- WWII-era Soviet Malyutka-class diesel-electric XII-series submarine («malyutka» is Russian for «baby» or «little one»)
- Length: 45 meters
- Max dive depth: 90 meters
- Armament: 45mm gun, 2 x bow torpedo tubes, 2 x torpedoes
- Crew: 20 men
- Lost without a trace on 14-18 June 1942
- Found and identified by our team in 2015. She sank as a result of a mine explosion in the Finnish Rukayarvi minefield.
- Depth: 65 meters
The Soviet Union mass-produced the Malyutka-class submarines during WWII. M-class subs were small (just 45 meters), which made it possible for them to be manufactured deep inside the country and transported by rail to their port of departure. The submarines were designed for short-range combat patrols and had relatively modest armament: two torpedo tubes and two torpedoes (they didn’t carry extras), as well as one 45mm gun.
M-95 conducted three combat campaigns in WWII but did not achieve victory. During its final combat patrol, it launched two torpedoes at the freighter Shaulyai, which had been abandoned on Gogland Island during the evacuation of Tallinn, having mistaken it for a German ship. The submarine’s last combat mission was reconnaissance near the southern tip of Gogland Island, but it did not make radio contact and was believed to have sunk.

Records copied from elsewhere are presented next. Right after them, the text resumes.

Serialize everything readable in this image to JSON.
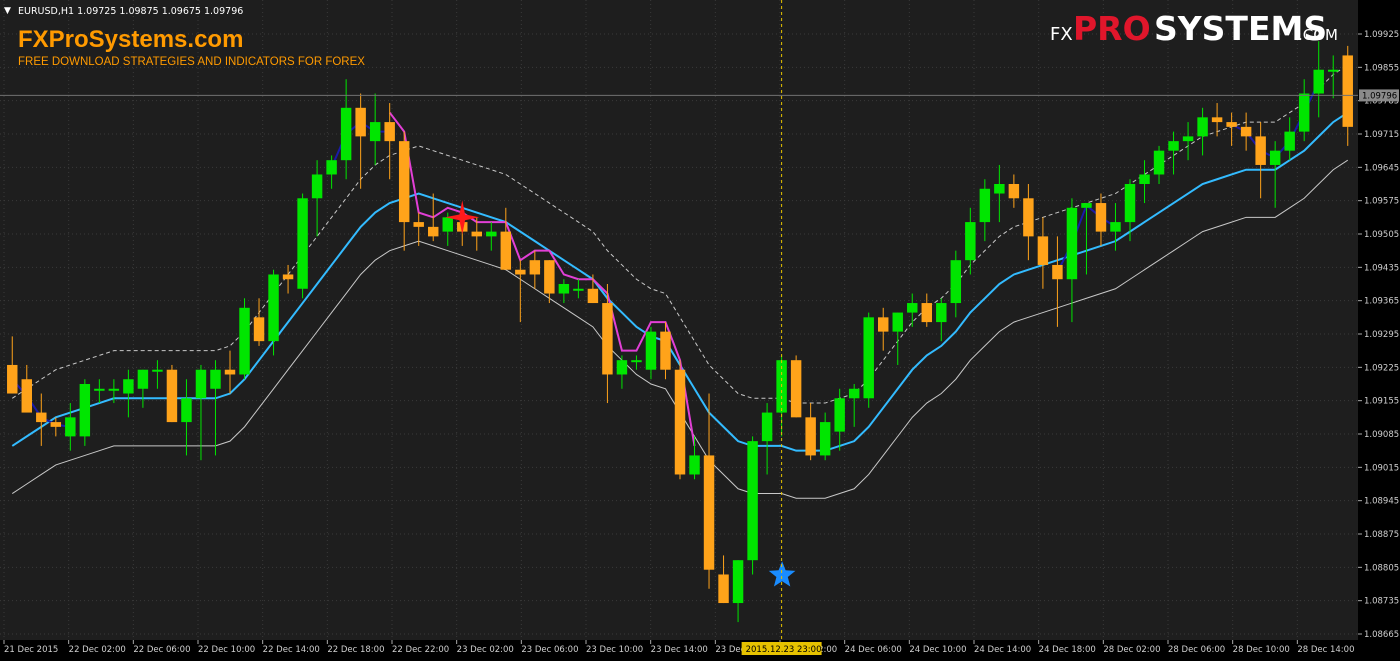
{
  "window": {
    "symbol_line": "EURUSD,H1  1.09725 1.09875 1.09675 1.09796"
  },
  "branding": {
    "site_name": "FXProSystems.com",
    "tagline": "FREE DOWNLOAD STRATEGIES AND INDICATORS FOR FOREX",
    "logo_fx": "FX",
    "logo_pro": "PRO",
    "logo_systems": "SYSTEMS",
    "logo_com": ".COM"
  },
  "colors": {
    "background": "#000000",
    "plot_bg": "#1e1e1e",
    "bull": "#00e600",
    "bear": "#ffa31a",
    "ma_fast": "#33bbff",
    "ma_trend": "#1a1aa8",
    "ma_sell": "#e23fd6",
    "envelope": "#c8c8c8",
    "crosshair": "#e6c200",
    "grid": "#3a3a3a",
    "sell_star": "#ff1a1a",
    "buy_star": "#1a8cff",
    "logo_red": "#e0162b",
    "brand_orange": "#ff9a00"
  },
  "price_axis": {
    "labels": [
      "1.09925",
      "1.09855",
      "1.09785",
      "1.09715",
      "1.09645",
      "1.09575",
      "1.09505",
      "1.09435",
      "1.09365",
      "1.09295",
      "1.09225",
      "1.09155",
      "1.09085",
      "1.09015",
      "1.08945",
      "1.08875",
      "1.08805",
      "1.08735",
      "1.08665"
    ],
    "current_price": "1.09796"
  },
  "time_axis": {
    "labels": [
      "21 Dec 2015",
      "22 Dec 02:00",
      "22 Dec 06:00",
      "22 Dec 10:00",
      "22 Dec 14:00",
      "22 Dec 18:00",
      "22 Dec 22:00",
      "23 Dec 02:00",
      "23 Dec 06:00",
      "23 Dec 10:00",
      "23 Dec 14:00",
      "23 Dec 18",
      "24 Dec 02:00",
      "24 Dec 06:00",
      "24 Dec 10:00",
      "24 Dec 14:00",
      "24 Dec 18:00",
      "28 Dec 02:00",
      "28 Dec 06:00",
      "28 Dec 10:00",
      "28 Dec 14:00"
    ],
    "crosshair_label": "2015.12.23 23:00"
  },
  "chart_data": {
    "type": "candlestick",
    "symbol": "EURUSD",
    "timeframe": "H1",
    "ylim": [
      1.08665,
      1.09925
    ],
    "candles": [
      {
        "o": 1.0923,
        "h": 1.0929,
        "l": 1.0917,
        "c": 1.0917
      },
      {
        "o": 1.092,
        "h": 1.0923,
        "l": 1.0915,
        "c": 1.0913
      },
      {
        "o": 1.0913,
        "h": 1.0917,
        "l": 1.0906,
        "c": 1.0911
      },
      {
        "o": 1.0911,
        "h": 1.0912,
        "l": 1.0908,
        "c": 1.091
      },
      {
        "o": 1.0908,
        "h": 1.0915,
        "l": 1.0905,
        "c": 1.0912
      },
      {
        "o": 1.0908,
        "h": 1.092,
        "l": 1.0906,
        "c": 1.0919
      },
      {
        "o": 1.0918,
        "h": 1.092,
        "l": 1.0915,
        "c": 1.0918
      },
      {
        "o": 1.0918,
        "h": 1.092,
        "l": 1.0915,
        "c": 1.0918
      },
      {
        "o": 1.0917,
        "h": 1.0922,
        "l": 1.0912,
        "c": 1.092
      },
      {
        "o": 1.0918,
        "h": 1.0922,
        "l": 1.0914,
        "c": 1.0922
      },
      {
        "o": 1.0922,
        "h": 1.0924,
        "l": 1.0918,
        "c": 1.0922
      },
      {
        "o": 1.0922,
        "h": 1.0923,
        "l": 1.0911,
        "c": 1.0911
      },
      {
        "o": 1.0911,
        "h": 1.092,
        "l": 1.0904,
        "c": 1.0916
      },
      {
        "o": 1.0916,
        "h": 1.0923,
        "l": 1.0903,
        "c": 1.0922
      },
      {
        "o": 1.0918,
        "h": 1.0924,
        "l": 1.0904,
        "c": 1.0922
      },
      {
        "o": 1.0922,
        "h": 1.0926,
        "l": 1.0917,
        "c": 1.0921
      },
      {
        "o": 1.0921,
        "h": 1.0937,
        "l": 1.092,
        "c": 1.0935
      },
      {
        "o": 1.0933,
        "h": 1.0937,
        "l": 1.0927,
        "c": 1.0928
      },
      {
        "o": 1.0928,
        "h": 1.0943,
        "l": 1.0925,
        "c": 1.0942
      },
      {
        "o": 1.0942,
        "h": 1.0944,
        "l": 1.0938,
        "c": 1.0941
      },
      {
        "o": 1.0939,
        "h": 1.0959,
        "l": 1.0937,
        "c": 1.0958
      },
      {
        "o": 1.0958,
        "h": 1.0966,
        "l": 1.095,
        "c": 1.0963
      },
      {
        "o": 1.0963,
        "h": 1.0967,
        "l": 1.096,
        "c": 1.0966
      },
      {
        "o": 1.0966,
        "h": 1.0983,
        "l": 1.0962,
        "c": 1.0977
      },
      {
        "o": 1.0977,
        "h": 1.098,
        "l": 1.096,
        "c": 1.0971
      },
      {
        "o": 1.097,
        "h": 1.098,
        "l": 1.0965,
        "c": 1.0974
      },
      {
        "o": 1.0974,
        "h": 1.0978,
        "l": 1.0962,
        "c": 1.097
      },
      {
        "o": 1.097,
        "h": 1.0972,
        "l": 1.0947,
        "c": 1.0953
      },
      {
        "o": 1.0953,
        "h": 1.0955,
        "l": 1.0948,
        "c": 1.0952
      },
      {
        "o": 1.0952,
        "h": 1.0959,
        "l": 1.0949,
        "c": 1.095
      },
      {
        "o": 1.0951,
        "h": 1.0955,
        "l": 1.0948,
        "c": 1.0954
      },
      {
        "o": 1.0953,
        "h": 1.0954,
        "l": 1.0948,
        "c": 1.0951
      },
      {
        "o": 1.0951,
        "h": 1.0954,
        "l": 1.0947,
        "c": 1.095
      },
      {
        "o": 1.095,
        "h": 1.0953,
        "l": 1.0947,
        "c": 1.0951
      },
      {
        "o": 1.0951,
        "h": 1.0956,
        "l": 1.0945,
        "c": 1.0943
      },
      {
        "o": 1.0943,
        "h": 1.0945,
        "l": 1.0932,
        "c": 1.0942
      },
      {
        "o": 1.0945,
        "h": 1.0947,
        "l": 1.0939,
        "c": 1.0942
      },
      {
        "o": 1.0945,
        "h": 1.0945,
        "l": 1.0936,
        "c": 1.0938
      },
      {
        "o": 1.0938,
        "h": 1.0941,
        "l": 1.0936,
        "c": 1.094
      },
      {
        "o": 1.0939,
        "h": 1.0941,
        "l": 1.0937,
        "c": 1.0939
      },
      {
        "o": 1.0939,
        "h": 1.0942,
        "l": 1.0936,
        "c": 1.0936
      },
      {
        "o": 1.0936,
        "h": 1.094,
        "l": 1.0915,
        "c": 1.0921
      },
      {
        "o": 1.0921,
        "h": 1.0925,
        "l": 1.0918,
        "c": 1.0924
      },
      {
        "o": 1.0924,
        "h": 1.0925,
        "l": 1.0922,
        "c": 1.0924
      },
      {
        "o": 1.0922,
        "h": 1.0931,
        "l": 1.092,
        "c": 1.093
      },
      {
        "o": 1.093,
        "h": 1.0932,
        "l": 1.092,
        "c": 1.0922
      },
      {
        "o": 1.0922,
        "h": 1.0924,
        "l": 1.0899,
        "c": 1.09
      },
      {
        "o": 1.09,
        "h": 1.0908,
        "l": 1.0899,
        "c": 1.0904
      },
      {
        "o": 1.0904,
        "h": 1.0917,
        "l": 1.0876,
        "c": 1.088
      },
      {
        "o": 1.0879,
        "h": 1.0883,
        "l": 1.0873,
        "c": 1.0873
      },
      {
        "o": 1.0873,
        "h": 1.0882,
        "l": 1.0869,
        "c": 1.0882
      },
      {
        "o": 1.0882,
        "h": 1.0908,
        "l": 1.0879,
        "c": 1.0907
      },
      {
        "o": 1.0907,
        "h": 1.0915,
        "l": 1.09,
        "c": 1.0913
      },
      {
        "o": 1.0913,
        "h": 1.0925,
        "l": 1.0908,
        "c": 1.0924
      },
      {
        "o": 1.0924,
        "h": 1.0925,
        "l": 1.0912,
        "c": 1.0912
      },
      {
        "o": 1.0912,
        "h": 1.0915,
        "l": 1.0903,
        "c": 1.0904
      },
      {
        "o": 1.0904,
        "h": 1.0913,
        "l": 1.0903,
        "c": 1.0911
      },
      {
        "o": 1.0909,
        "h": 1.0918,
        "l": 1.0905,
        "c": 1.0916
      },
      {
        "o": 1.0916,
        "h": 1.0919,
        "l": 1.091,
        "c": 1.0918
      },
      {
        "o": 1.0916,
        "h": 1.0934,
        "l": 1.0914,
        "c": 1.0933
      },
      {
        "o": 1.0933,
        "h": 1.0935,
        "l": 1.0926,
        "c": 1.093
      },
      {
        "o": 1.093,
        "h": 1.0934,
        "l": 1.0923,
        "c": 1.0934
      },
      {
        "o": 1.0934,
        "h": 1.0938,
        "l": 1.0931,
        "c": 1.0936
      },
      {
        "o": 1.0936,
        "h": 1.0938,
        "l": 1.0931,
        "c": 1.0932
      },
      {
        "o": 1.0932,
        "h": 1.0937,
        "l": 1.0928,
        "c": 1.0936
      },
      {
        "o": 1.0936,
        "h": 1.0947,
        "l": 1.0933,
        "c": 1.0945
      },
      {
        "o": 1.0945,
        "h": 1.0956,
        "l": 1.0942,
        "c": 1.0953
      },
      {
        "o": 1.0953,
        "h": 1.0962,
        "l": 1.0949,
        "c": 1.096
      },
      {
        "o": 1.0959,
        "h": 1.0965,
        "l": 1.0953,
        "c": 1.0961
      },
      {
        "o": 1.0961,
        "h": 1.0963,
        "l": 1.0956,
        "c": 1.0958
      },
      {
        "o": 1.0958,
        "h": 1.0961,
        "l": 1.0945,
        "c": 1.095
      },
      {
        "o": 1.095,
        "h": 1.0954,
        "l": 1.0939,
        "c": 1.0944
      },
      {
        "o": 1.0944,
        "h": 1.095,
        "l": 1.0931,
        "c": 1.0941
      },
      {
        "o": 1.0941,
        "h": 1.0958,
        "l": 1.0932,
        "c": 1.0956
      },
      {
        "o": 1.0956,
        "h": 1.0957,
        "l": 1.0942,
        "c": 1.0957
      },
      {
        "o": 1.0957,
        "h": 1.0959,
        "l": 1.0948,
        "c": 1.0951
      },
      {
        "o": 1.0951,
        "h": 1.0957,
        "l": 1.0947,
        "c": 1.0953
      },
      {
        "o": 1.0953,
        "h": 1.0962,
        "l": 1.0949,
        "c": 1.0961
      },
      {
        "o": 1.0961,
        "h": 1.0966,
        "l": 1.0957,
        "c": 1.0963
      },
      {
        "o": 1.0963,
        "h": 1.0969,
        "l": 1.0961,
        "c": 1.0968
      },
      {
        "o": 1.0968,
        "h": 1.0972,
        "l": 1.0963,
        "c": 1.097
      },
      {
        "o": 1.097,
        "h": 1.0974,
        "l": 1.0966,
        "c": 1.0971
      },
      {
        "o": 1.0971,
        "h": 1.0977,
        "l": 1.0967,
        "c": 1.0975
      },
      {
        "o": 1.0975,
        "h": 1.0978,
        "l": 1.0971,
        "c": 1.0974
      },
      {
        "o": 1.0974,
        "h": 1.0976,
        "l": 1.0969,
        "c": 1.0973
      },
      {
        "o": 1.0973,
        "h": 1.0976,
        "l": 1.0968,
        "c": 1.0971
      },
      {
        "o": 1.0971,
        "h": 1.0974,
        "l": 1.0958,
        "c": 1.0965
      },
      {
        "o": 1.0965,
        "h": 1.097,
        "l": 1.0956,
        "c": 1.0968
      },
      {
        "o": 1.0968,
        "h": 1.0975,
        "l": 1.0966,
        "c": 1.0972
      },
      {
        "o": 1.0972,
        "h": 1.0983,
        "l": 1.097,
        "c": 1.098
      },
      {
        "o": 1.098,
        "h": 1.0991,
        "l": 1.0975,
        "c": 1.0985
      },
      {
        "o": 1.0985,
        "h": 1.0988,
        "l": 1.0979,
        "c": 1.0985
      },
      {
        "o": 1.0988,
        "h": 1.099,
        "l": 1.0969,
        "c": 1.0973
      }
    ],
    "series": [
      {
        "name": "",
        "color_key": "ma_fast",
        "values": [
          1.0906,
          1.0908,
          1.091,
          1.0912,
          1.0913,
          1.0914,
          1.0915,
          1.0916,
          1.0916,
          1.0916,
          1.0916,
          1.0916,
          1.0916,
          1.0916,
          1.0916,
          1.0917,
          1.092,
          1.0924,
          1.0928,
          1.0932,
          1.0936,
          1.094,
          1.0944,
          1.0948,
          1.0952,
          1.0955,
          1.0957,
          1.0958,
          1.0959,
          1.0958,
          1.0957,
          1.0956,
          1.0955,
          1.0954,
          1.0953,
          1.0951,
          1.0949,
          1.0947,
          1.0945,
          1.0943,
          1.0941,
          1.0937,
          1.0934,
          1.0931,
          1.0929,
          1.0928,
          1.0923,
          1.0918,
          1.0913,
          1.091,
          1.0907,
          1.0906,
          1.0906,
          1.0906,
          1.0905,
          1.0905,
          1.0905,
          1.0906,
          1.0907,
          1.091,
          1.0914,
          1.0918,
          1.0922,
          1.0925,
          1.0927,
          1.093,
          1.0934,
          1.0937,
          1.094,
          1.0942,
          1.0943,
          1.0944,
          1.0945,
          1.0946,
          1.0947,
          1.0948,
          1.0949,
          1.0951,
          1.0953,
          1.0955,
          1.0957,
          1.0959,
          1.0961,
          1.0962,
          1.0963,
          1.0964,
          1.0964,
          1.0964,
          1.0966,
          1.0968,
          1.0971,
          1.0974,
          1.0976
        ]
      },
      {
        "name": "",
        "color_key": "envelope",
        "dashed": false,
        "values": [
          1.0896,
          1.0898,
          1.09,
          1.0902,
          1.0903,
          1.0904,
          1.0905,
          1.0906,
          1.0906,
          1.0906,
          1.0906,
          1.0906,
          1.0906,
          1.0906,
          1.0906,
          1.0907,
          1.091,
          1.0914,
          1.0918,
          1.0922,
          1.0926,
          1.093,
          1.0934,
          1.0938,
          1.0942,
          1.0945,
          1.0947,
          1.0948,
          1.0949,
          1.0948,
          1.0947,
          1.0946,
          1.0945,
          1.0944,
          1.0943,
          1.0941,
          1.0939,
          1.0937,
          1.0935,
          1.0933,
          1.0931,
          1.0927,
          1.0924,
          1.0921,
          1.0919,
          1.0918,
          1.0913,
          1.0908,
          1.0903,
          1.09,
          1.0897,
          1.0896,
          1.0896,
          1.0896,
          1.0895,
          1.0895,
          1.0895,
          1.0896,
          1.0897,
          1.09,
          1.0904,
          1.0908,
          1.0912,
          1.0915,
          1.0917,
          1.092,
          1.0924,
          1.0927,
          1.093,
          1.0932,
          1.0933,
          1.0934,
          1.0935,
          1.0936,
          1.0937,
          1.0938,
          1.0939,
          1.0941,
          1.0943,
          1.0945,
          1.0947,
          1.0949,
          1.0951,
          1.0952,
          1.0953,
          1.0954,
          1.0954,
          1.0954,
          1.0956,
          1.0958,
          1.0961,
          1.0964,
          1.0966
        ]
      },
      {
        "name": "",
        "color_key": "envelope",
        "dashed": true,
        "values": [
          1.0916,
          1.0918,
          1.092,
          1.0922,
          1.0923,
          1.0924,
          1.0925,
          1.0926,
          1.0926,
          1.0926,
          1.0926,
          1.0926,
          1.0926,
          1.0926,
          1.0926,
          1.0927,
          1.093,
          1.0934,
          1.0938,
          1.0942,
          1.0946,
          1.095,
          1.0954,
          1.0958,
          1.0962,
          1.0965,
          1.0967,
          1.0968,
          1.0969,
          1.0968,
          1.0967,
          1.0966,
          1.0965,
          1.0964,
          1.0963,
          1.0961,
          1.0959,
          1.0957,
          1.0955,
          1.0953,
          1.0951,
          1.0947,
          1.0944,
          1.0941,
          1.0939,
          1.0938,
          1.0933,
          1.0928,
          1.0923,
          1.092,
          1.0917,
          1.0916,
          1.0916,
          1.0916,
          1.0915,
          1.0915,
          1.0915,
          1.0916,
          1.0917,
          1.092,
          1.0924,
          1.0928,
          1.0932,
          1.0935,
          1.0937,
          1.094,
          1.0944,
          1.0947,
          1.095,
          1.0952,
          1.0953,
          1.0954,
          1.0955,
          1.0956,
          1.0957,
          1.0958,
          1.0959,
          1.0961,
          1.0963,
          1.0965,
          1.0967,
          1.0969,
          1.0971,
          1.0972,
          1.0973,
          1.0974,
          1.0974,
          1.0974,
          1.0976,
          1.0978,
          1.0981,
          1.0984,
          1.0986
        ]
      }
    ],
    "signals": [
      {
        "type": "sell",
        "candle_index": 31,
        "price": 1.0954
      },
      {
        "type": "buy",
        "candle_index": 52,
        "price": 1.0882
      }
    ],
    "crosshair_candle_index": 53
  }
}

On the morning of 15 June 1942, Finnish and Soviet observation posts reported a powerful explosion in the area of the Rukayarvi minefield, and an oil slick was spotted. On 16 June, the Finnish air force bombed the area, and then for several more days Finnish ASW ships dropped depth charges near the location where the submarine likely sank.
Our exploration of the wreck revealed:
- There is a wide furrow in the seafloor behind the stern: the crew apparently attempted to move the submarine after it hit a mine and sank to the bottom
- The bow has damage from the mine explosion and impact with the seafloor
- There is no other visible damage, the bridge hatch is closed, and the gun is stowed with sights removed and plugs in place
- the bow handrails are bent on the starboard side, likely due to a nearby explosion from a depth charge
- The aft emergency hatch is slightly open but blocked by the bent rails
Apparently, after the submarine hit the mine, at least part of the crew in the aft compartments survived and tried to save the sinking submarine for 1-2 days. After exhausting the sub’s damage control resources, the submariners tried to abandon ship but could not fully open the aft hatch, which was blocked by the bent rails. As the bridge hatch is closed, the central post and battle bridge were likely already flooded by the time of the evacuation attempt.
The submarine was commanded by Lieutenant-Captain L.P. Fedorov.